• AIM OF THE TASK
Look through the lines below for the word "zwart", and copy every line that has it.

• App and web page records
== Segment start ==

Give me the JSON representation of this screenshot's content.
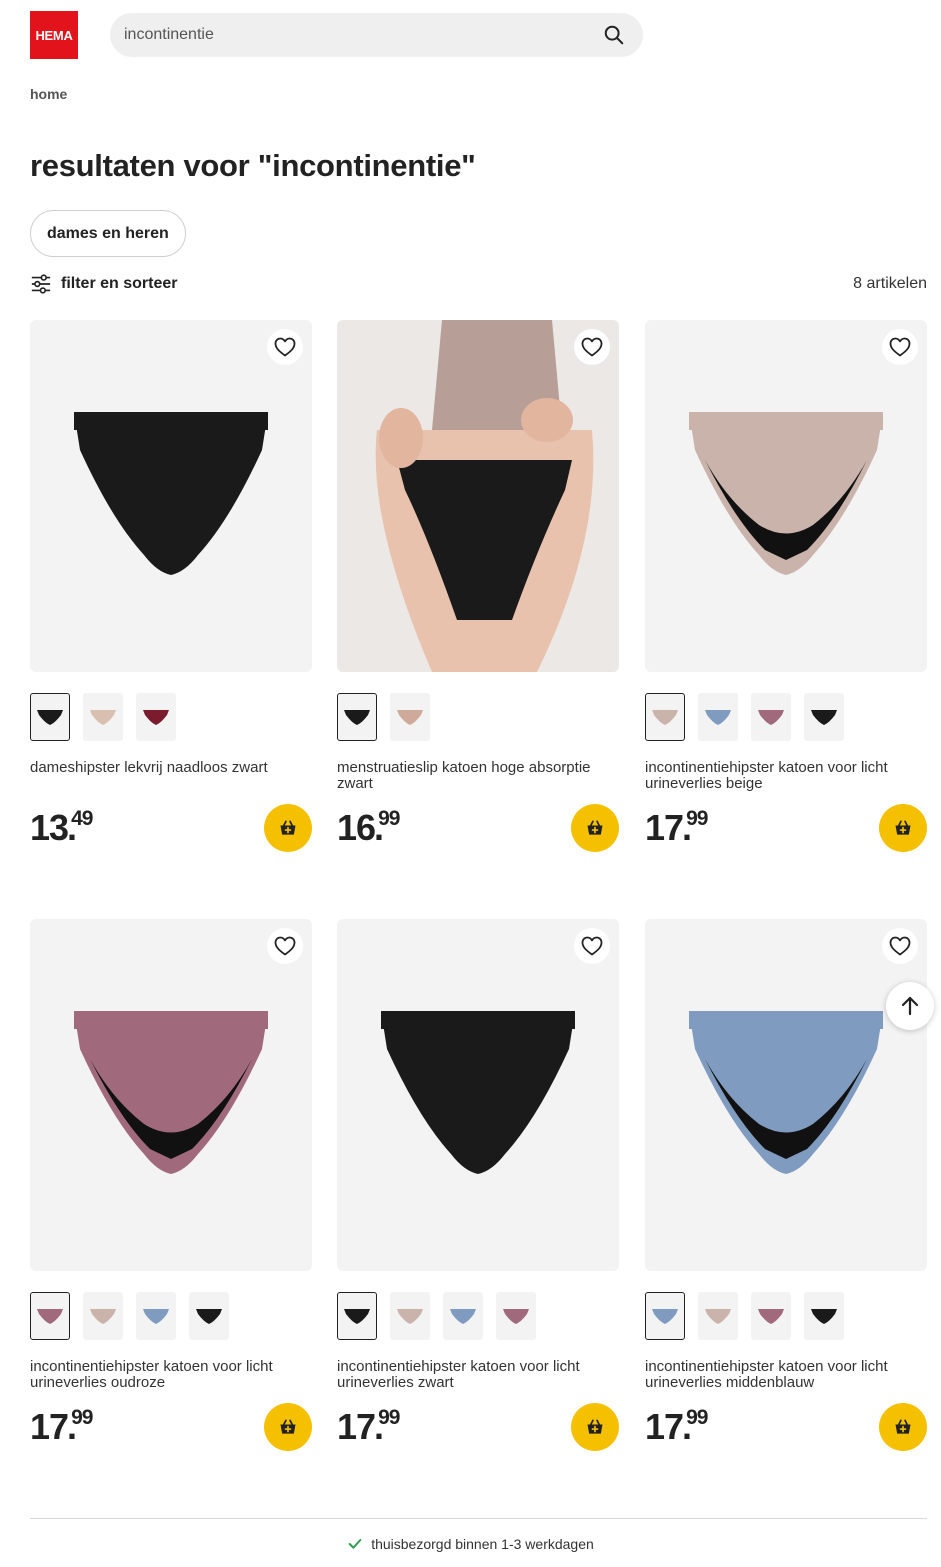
{
  "brand": {
    "logo_text": "HEMA",
    "color": "#e3131b"
  },
  "search": {
    "value": "incontinentie",
    "button_icon": "search-icon"
  },
  "breadcrumb": {
    "home": "home"
  },
  "page": {
    "title": "resultaten voor \"incontinentie\""
  },
  "filters": {
    "chip_label": "dames en heren",
    "filter_label": "filter en sorteer",
    "filter_icon": "sliders-icon",
    "count": "8 artikelen"
  },
  "products": [
    {
      "name": "dameshipster lekvrij naadloos zwart",
      "price_int": "13",
      "price_dec": "49",
      "swatches": [
        {
          "color": "#1a1a1a",
          "selected": true
        },
        {
          "color": "#d9bfaf",
          "selected": false
        },
        {
          "color": "#7a1c2e",
          "selected": false
        }
      ]
    },
    {
      "name": "menstruatieslip katoen hoge absorptie zwart",
      "price_int": "16",
      "price_dec": "99",
      "swatches": [
        {
          "color": "#1a1a1a",
          "selected": true
        },
        {
          "color": "#cfa99a",
          "selected": false
        }
      ]
    },
    {
      "name": "incontinentiehipster katoen voor licht urineverlies beige",
      "price_int": "17",
      "price_dec": "99",
      "swatches": [
        {
          "color": "#c9b3ab",
          "selected": true
        },
        {
          "color": "#7f9bbf",
          "selected": false
        },
        {
          "color": "#a06a7c",
          "selected": false
        },
        {
          "color": "#1a1a1a",
          "selected": false
        }
      ]
    },
    {
      "name": "incontinentiehipster katoen voor licht urineverlies oudroze",
      "price_int": "17",
      "price_dec": "99",
      "swatches": [
        {
          "color": "#a06a7c",
          "selected": true
        },
        {
          "color": "#c9b3ab",
          "selected": false
        },
        {
          "color": "#7f9bbf",
          "selected": false
        },
        {
          "color": "#1a1a1a",
          "selected": false
        }
      ]
    },
    {
      "name": "incontinentiehipster katoen voor licht urineverlies zwart",
      "price_int": "17",
      "price_dec": "99",
      "swatches": [
        {
          "color": "#1a1a1a",
          "selected": true
        },
        {
          "color": "#c9b3ab",
          "selected": false
        },
        {
          "color": "#7f9bbf",
          "selected": false
        },
        {
          "color": "#a06a7c",
          "selected": false
        }
      ]
    },
    {
      "name": "incontinentiehipster katoen voor licht urineverlies middenblauw",
      "price_int": "17",
      "price_dec": "99",
      "swatches": [
        {
          "color": "#7f9bbf",
          "selected": true
        },
        {
          "color": "#c9b3ab",
          "selected": false
        },
        {
          "color": "#a06a7c",
          "selected": false
        },
        {
          "color": "#1a1a1a",
          "selected": false
        }
      ]
    }
  ],
  "footer": {
    "delivery": "thuisbezorgd binnen 1-3 werkdagen",
    "check_color": "#2e9e4f"
  },
  "colors": {
    "cart_button": "#f5c000"
  }
}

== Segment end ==

• TASK ANSWER
      "name": "dameshipster lekvrij naadloos zwart",
      "name": "menstruatieslip katoen hoge absorptie zwart",
      "name": "incontinentiehipster katoen voor licht urineverlies zwart",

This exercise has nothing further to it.